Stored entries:
========================================================================
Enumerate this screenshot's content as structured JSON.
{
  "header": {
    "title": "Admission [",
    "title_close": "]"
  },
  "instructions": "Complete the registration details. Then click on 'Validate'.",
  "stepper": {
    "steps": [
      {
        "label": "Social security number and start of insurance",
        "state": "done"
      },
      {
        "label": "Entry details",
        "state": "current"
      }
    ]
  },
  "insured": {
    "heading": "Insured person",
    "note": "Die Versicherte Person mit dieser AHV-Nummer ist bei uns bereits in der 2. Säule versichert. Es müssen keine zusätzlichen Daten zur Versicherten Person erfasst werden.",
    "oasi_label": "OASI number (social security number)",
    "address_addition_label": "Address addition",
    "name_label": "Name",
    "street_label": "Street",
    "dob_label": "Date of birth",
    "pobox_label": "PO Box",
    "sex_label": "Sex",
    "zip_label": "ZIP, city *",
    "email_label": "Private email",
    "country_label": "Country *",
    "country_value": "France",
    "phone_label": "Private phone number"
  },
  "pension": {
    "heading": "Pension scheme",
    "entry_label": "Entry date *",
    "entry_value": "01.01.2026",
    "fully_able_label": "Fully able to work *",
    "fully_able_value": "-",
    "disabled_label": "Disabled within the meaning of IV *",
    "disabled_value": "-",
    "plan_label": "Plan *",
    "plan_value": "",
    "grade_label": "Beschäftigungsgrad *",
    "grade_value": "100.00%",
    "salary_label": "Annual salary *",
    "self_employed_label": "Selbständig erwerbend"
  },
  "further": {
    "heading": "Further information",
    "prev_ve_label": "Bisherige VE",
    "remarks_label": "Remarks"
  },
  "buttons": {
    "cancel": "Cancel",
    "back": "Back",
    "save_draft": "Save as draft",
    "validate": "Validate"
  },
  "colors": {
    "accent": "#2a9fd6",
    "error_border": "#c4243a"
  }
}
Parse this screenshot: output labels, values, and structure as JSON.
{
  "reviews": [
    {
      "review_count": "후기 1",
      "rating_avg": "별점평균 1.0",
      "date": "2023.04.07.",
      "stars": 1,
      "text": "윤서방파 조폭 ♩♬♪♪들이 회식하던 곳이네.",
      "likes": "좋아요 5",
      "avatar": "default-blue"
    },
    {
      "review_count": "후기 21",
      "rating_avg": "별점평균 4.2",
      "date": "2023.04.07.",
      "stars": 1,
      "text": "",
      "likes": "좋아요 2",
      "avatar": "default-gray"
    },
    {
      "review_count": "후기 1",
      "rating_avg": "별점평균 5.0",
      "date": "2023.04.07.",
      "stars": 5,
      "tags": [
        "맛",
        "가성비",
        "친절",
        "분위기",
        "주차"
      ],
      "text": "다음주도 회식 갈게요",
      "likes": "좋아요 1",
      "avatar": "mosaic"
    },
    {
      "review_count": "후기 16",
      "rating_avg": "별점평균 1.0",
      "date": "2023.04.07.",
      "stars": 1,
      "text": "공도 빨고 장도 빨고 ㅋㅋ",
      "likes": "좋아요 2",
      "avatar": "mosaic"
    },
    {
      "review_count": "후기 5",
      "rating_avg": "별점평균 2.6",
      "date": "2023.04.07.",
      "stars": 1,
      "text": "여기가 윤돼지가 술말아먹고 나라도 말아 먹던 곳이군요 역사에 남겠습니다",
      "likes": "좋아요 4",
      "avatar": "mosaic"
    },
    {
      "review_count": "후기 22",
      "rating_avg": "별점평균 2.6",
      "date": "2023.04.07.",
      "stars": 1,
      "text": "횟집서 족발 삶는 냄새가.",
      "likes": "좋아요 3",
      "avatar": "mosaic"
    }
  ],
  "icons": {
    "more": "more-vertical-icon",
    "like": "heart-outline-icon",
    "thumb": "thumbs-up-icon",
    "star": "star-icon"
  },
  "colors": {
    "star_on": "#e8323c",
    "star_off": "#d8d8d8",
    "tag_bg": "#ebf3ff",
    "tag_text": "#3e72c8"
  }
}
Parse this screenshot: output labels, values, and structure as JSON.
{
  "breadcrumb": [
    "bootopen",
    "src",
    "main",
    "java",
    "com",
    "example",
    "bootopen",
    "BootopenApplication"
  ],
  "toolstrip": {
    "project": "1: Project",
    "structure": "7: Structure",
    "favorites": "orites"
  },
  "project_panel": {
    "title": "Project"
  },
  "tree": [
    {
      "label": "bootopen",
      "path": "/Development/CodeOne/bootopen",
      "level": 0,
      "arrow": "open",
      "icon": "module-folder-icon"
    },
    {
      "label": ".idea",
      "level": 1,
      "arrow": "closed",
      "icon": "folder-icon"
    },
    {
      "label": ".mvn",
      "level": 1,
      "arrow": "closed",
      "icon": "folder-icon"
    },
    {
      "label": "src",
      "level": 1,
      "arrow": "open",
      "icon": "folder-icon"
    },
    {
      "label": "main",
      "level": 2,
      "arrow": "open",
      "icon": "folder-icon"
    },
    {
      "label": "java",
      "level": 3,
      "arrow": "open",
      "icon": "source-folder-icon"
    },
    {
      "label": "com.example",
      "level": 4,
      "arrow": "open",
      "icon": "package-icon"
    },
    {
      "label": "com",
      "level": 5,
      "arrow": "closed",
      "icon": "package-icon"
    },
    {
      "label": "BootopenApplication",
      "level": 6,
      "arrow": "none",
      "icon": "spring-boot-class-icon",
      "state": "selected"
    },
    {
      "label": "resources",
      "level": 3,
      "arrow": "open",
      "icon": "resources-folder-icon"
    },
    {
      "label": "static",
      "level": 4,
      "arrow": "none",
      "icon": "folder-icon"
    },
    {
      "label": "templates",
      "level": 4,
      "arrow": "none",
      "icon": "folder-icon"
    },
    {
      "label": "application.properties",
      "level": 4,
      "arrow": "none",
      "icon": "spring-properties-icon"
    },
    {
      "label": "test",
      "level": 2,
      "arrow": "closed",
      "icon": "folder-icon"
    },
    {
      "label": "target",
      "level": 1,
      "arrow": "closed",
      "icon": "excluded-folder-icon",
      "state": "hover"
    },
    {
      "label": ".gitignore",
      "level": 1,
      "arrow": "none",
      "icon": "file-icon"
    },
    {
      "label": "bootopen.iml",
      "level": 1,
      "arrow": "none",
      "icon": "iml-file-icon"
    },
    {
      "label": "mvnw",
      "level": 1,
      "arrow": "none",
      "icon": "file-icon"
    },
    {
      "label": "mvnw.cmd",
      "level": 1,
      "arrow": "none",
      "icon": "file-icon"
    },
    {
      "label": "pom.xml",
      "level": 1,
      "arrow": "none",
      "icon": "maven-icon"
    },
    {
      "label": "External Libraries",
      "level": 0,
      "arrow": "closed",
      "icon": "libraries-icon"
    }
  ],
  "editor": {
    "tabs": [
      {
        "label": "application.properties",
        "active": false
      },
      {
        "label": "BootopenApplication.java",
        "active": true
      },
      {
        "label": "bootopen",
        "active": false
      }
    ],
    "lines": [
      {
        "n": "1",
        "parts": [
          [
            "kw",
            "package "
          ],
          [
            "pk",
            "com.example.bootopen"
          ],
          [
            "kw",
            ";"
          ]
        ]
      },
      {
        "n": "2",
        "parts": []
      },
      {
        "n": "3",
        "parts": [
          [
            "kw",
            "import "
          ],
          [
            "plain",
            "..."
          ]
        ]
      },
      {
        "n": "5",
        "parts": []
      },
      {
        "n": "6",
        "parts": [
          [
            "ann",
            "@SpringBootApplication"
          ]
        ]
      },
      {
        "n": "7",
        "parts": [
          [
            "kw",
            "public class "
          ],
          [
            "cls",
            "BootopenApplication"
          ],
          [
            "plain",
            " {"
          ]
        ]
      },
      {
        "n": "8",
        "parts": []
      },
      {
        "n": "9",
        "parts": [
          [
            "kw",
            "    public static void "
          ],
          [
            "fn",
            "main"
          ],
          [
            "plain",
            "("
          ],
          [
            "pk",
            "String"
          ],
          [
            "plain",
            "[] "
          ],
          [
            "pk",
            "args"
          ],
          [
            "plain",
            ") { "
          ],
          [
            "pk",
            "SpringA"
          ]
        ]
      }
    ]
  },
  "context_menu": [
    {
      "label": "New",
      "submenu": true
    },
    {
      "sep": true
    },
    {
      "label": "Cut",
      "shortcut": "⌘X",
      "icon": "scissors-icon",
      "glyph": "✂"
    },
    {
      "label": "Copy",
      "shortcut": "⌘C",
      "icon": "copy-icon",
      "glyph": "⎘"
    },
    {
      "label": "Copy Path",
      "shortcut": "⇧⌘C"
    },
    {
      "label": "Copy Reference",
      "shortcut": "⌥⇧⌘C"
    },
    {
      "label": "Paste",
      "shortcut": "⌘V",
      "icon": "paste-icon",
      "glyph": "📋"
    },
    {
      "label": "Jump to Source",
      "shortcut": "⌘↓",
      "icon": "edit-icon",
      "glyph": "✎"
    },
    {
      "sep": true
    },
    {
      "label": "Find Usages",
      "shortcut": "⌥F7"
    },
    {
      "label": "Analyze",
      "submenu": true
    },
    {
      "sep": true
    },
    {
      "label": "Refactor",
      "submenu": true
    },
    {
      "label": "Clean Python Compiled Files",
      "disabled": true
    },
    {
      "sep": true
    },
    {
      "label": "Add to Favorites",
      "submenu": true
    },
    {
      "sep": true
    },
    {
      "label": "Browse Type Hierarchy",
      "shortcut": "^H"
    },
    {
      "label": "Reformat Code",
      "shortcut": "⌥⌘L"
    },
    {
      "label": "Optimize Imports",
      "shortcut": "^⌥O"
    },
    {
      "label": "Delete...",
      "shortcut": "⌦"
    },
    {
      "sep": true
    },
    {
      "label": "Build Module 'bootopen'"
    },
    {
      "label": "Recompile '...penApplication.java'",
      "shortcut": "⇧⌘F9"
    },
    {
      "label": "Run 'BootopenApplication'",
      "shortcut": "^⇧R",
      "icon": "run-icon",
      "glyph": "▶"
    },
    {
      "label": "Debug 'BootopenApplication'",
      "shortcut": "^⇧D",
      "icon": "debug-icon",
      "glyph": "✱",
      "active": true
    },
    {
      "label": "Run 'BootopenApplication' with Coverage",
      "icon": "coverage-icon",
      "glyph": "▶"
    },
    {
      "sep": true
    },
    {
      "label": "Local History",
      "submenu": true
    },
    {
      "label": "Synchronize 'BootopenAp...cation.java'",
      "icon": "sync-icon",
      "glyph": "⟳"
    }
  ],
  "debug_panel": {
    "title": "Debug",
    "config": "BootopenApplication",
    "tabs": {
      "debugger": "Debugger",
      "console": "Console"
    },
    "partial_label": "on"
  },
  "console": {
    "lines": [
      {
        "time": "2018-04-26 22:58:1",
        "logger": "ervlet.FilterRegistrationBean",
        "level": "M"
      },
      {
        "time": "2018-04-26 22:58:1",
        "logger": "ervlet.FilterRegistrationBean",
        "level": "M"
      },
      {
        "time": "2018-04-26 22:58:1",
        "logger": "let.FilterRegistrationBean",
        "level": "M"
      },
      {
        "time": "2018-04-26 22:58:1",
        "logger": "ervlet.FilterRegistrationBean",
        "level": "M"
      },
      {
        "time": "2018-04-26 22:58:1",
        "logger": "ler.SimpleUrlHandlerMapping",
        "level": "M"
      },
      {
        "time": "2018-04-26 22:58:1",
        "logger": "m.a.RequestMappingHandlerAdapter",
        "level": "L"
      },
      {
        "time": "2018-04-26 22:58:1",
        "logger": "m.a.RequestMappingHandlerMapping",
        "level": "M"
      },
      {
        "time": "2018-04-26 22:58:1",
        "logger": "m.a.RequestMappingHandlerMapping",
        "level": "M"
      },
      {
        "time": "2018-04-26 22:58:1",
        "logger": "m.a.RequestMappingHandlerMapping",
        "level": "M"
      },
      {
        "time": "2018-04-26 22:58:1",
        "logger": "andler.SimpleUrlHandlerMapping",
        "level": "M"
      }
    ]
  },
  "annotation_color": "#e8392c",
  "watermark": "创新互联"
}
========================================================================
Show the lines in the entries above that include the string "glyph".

Answer box:
      "glyph": "✂"
      "glyph": "⎘"
      "glyph": "📋"
      "glyph": "✎"
      "glyph": "▶"
      "glyph": "✱",
      "glyph": "▶"
      "glyph": "⟳"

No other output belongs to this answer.